“Self, this is going to end badly,” I thought. “Your pure white computer will be sullied by the suggestive, nay – blatant – filth that will appear. Hot and torrid things will rear their ugly heads on screen and you will end up being spammed by a million people offering you enlargements for organs you do not possess.”

I almost didn’t do it. But in the end I took my courage in both hands, and was vastly relieved to find that the whole first screen of results were all about the author. Nothing turgid, throbbing or otherwise discombobulating in sight. (But I wasn’t game enough to look beyond the first page of results. There is a limit to my bravery.)

Turns out that Ms Bangs has quite a backlist. The book was called Eternal Pleasure, and the Carnivore bought it as a joke, simply because of her outrageous name. And then it turned out the joke was on us, because he read it and said “this is great, you’ve got to read it!”. So I did.
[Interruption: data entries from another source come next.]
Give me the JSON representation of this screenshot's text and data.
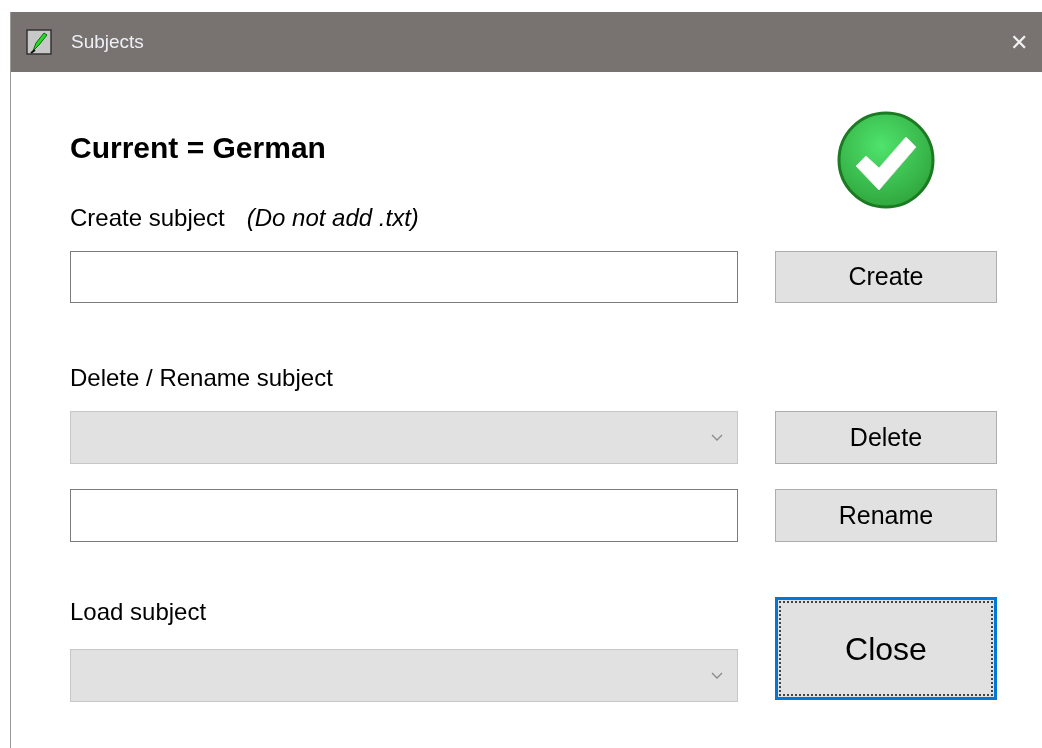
{
  "window": {
    "title": "Subjects",
    "close": "✕"
  },
  "heading": "Current = German",
  "status": {
    "ok": true
  },
  "create": {
    "label": "Create subject",
    "hint": "(Do not add .txt)",
    "button": "Create"
  },
  "manage": {
    "label": "Delete / Rename subject",
    "dropdown": {
      "disabled": true
    },
    "delete_button": "Delete",
    "rename_button": "Rename"
  },
  "load": {
    "label": "Load subject",
    "dropdown": {
      "disabled": true
    }
  },
  "close_button": {
    "label": "Close",
    "focused": true
  }
}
My first paranormal romance. It felt more like a guilty pleasure than an eternal one, as if I shouldn’t be reading such a book. As if there are book police who disapprove of books by authors with suggestive names. But I did enjoy it, despite yelling “you have GOT to be kidding!” when I first realised the nature of the hook. It was a real page turner, and certainly different to anything I’ve read before.

We bought another of hers today. What’s in a name, indeed? That one certainly did its job. I just have to make sure not to read the book in public places. I wouldn’t want anyone to think I was in the market for an … ahem … organ enlargement.

Living in Fantasy Land

Dymocks’ latest Booklover catalogue includes a fantasy-style map titled “Journey through the magical lands of fantasy”. Five lands are marked on the map, with a list of authors assigned to each land, grouped according to what type of fantasy they write. The groupings are “High magic & epic quest”, “History & myth”, “Sorcery & intrigue”, “All ages” and “Urban”. (Clearly I need to read more urban fantasy, as I’ve only read two of the authors on the list.)

Dymocks have done this before, and it’s a handy way to discover new authors. They’ve included quite a few Aussies but, as an Australian bookshop, I would have liked them to make a bigger effort to push Australian authors. I realise such lists can’t be exhaustive, but where, for instance, is Sara Douglass? She sells ’em by the truckload. Why not mention Justine Larbalestier under the “All ages” category? And what about Glenda Larke? I must have read a gazillion fantasy trilogies, but I’d never read one where the showdown with the ultimate bad guy comes at the end of book 2 instead of book 3 until I read her Isles of Glory trilogy. It was so refreshing to find a different take on the usual format.

The other thing that struck me was: why is JRR Tolkien the first name on the “High magic & epic quest” list? Don’t get me wrong, I adore The Lord of the Rings. It’s still my favourite book after all these years, he’s the father of modern fantasy, I know, I know, but come on! If there’s a single person out there in reader land who hasn’t heard of him by now, they must have been living under a rock. Is it really necessary to put him on the list? It’s like saying to someone, “Oh, you like religious stories? Have we got the book for you! It’s called the bible – you’ll love it.”

Another interesting thing I noticed – the majority of the names on the “High magic & epic quest” list are male, whereas all but two on the “Urban” list are female. Any theories about that? I have a few but since I haven’t actually read much urban fantasy I’d probably be talking through my hat.

And yes, I do spend quite a lot of time poring over the pages of book catalogues. No, I don’t need any help getting over my addiction, but thank you for asking.